It is rarely an emergency to surgically remove a cataract. Most cataracts progress slowly over the years from sun exposure and simple wear-and-tear on the eye. Glasses and/or contact lenses can be utilized for a long time before surgery is necessary. Annual eye exams from your primary eyecare provider are very important to identify the early development of cataracts. Once a cataract has progressed to the level where it is affecting your normal daily activities despite best correction with glasses, then surgical removal of the cataract is the only way to restore vision.
Will I need to wear eyeglasses following cataract surgery?

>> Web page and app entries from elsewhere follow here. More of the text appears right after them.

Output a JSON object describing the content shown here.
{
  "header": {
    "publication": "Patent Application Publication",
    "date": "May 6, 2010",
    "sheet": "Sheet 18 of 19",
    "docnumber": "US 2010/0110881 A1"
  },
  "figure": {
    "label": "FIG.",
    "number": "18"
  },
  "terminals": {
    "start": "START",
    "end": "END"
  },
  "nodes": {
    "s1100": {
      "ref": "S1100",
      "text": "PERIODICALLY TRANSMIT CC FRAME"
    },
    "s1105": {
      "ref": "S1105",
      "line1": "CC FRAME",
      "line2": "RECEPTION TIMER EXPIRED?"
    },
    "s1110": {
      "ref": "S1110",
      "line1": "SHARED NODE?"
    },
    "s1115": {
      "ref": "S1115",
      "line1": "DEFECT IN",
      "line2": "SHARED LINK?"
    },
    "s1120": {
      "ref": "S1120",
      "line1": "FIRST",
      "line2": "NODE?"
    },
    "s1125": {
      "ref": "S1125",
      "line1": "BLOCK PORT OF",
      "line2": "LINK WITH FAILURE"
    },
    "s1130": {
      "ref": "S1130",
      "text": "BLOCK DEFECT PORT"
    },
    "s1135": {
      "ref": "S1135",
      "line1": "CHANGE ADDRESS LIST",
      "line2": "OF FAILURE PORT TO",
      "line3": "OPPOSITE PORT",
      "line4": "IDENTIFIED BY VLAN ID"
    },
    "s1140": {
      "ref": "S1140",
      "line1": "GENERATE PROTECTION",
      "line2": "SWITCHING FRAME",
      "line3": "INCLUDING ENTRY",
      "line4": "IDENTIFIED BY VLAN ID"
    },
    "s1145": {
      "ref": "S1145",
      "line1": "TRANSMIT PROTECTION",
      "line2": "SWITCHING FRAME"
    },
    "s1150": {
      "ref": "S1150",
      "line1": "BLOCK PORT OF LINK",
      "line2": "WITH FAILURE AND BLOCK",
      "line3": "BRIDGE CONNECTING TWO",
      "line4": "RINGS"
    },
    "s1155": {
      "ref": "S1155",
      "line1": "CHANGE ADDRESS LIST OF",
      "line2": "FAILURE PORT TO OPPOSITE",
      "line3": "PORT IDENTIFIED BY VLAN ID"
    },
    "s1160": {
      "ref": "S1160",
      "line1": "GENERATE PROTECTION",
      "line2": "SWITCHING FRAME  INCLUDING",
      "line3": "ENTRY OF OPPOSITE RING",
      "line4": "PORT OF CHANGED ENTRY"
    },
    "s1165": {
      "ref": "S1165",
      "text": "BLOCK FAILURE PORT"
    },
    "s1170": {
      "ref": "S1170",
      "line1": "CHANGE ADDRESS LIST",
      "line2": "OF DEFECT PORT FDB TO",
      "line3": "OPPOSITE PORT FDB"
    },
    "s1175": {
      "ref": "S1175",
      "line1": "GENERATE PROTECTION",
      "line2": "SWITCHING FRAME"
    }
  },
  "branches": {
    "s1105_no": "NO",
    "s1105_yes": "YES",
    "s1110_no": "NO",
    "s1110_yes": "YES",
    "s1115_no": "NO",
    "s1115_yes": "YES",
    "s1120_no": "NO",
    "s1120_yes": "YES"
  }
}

With the advances in technology we are now able to provide refractive cataract surgery. In refractive cataract surgery conditions like presbyopia, astigmatism, myopia and hyperopia can be treated at the time of your cataract surgery. Our practice offers a full range of intraocular lens options that are designed to reduce the need for corrective eyewear after cataract surgery based on patient’s individual prior condition and lifestyle needs. While some patients may still require reading glasses following cataract removal in order to see up close objects clearly, others may be able to see better than they have in years at a range of distances depending on needs and lens choice. Our eye surgeon will evaluate your eyes and determine whether you are a candidate for a specialty type of IOL that can minimize your reliance on eyeglasses after surgery.
If you would like more information on cataracts, or if you would like to schedule a consultation and eye evaluation here at our practice, please contact New Eyes today.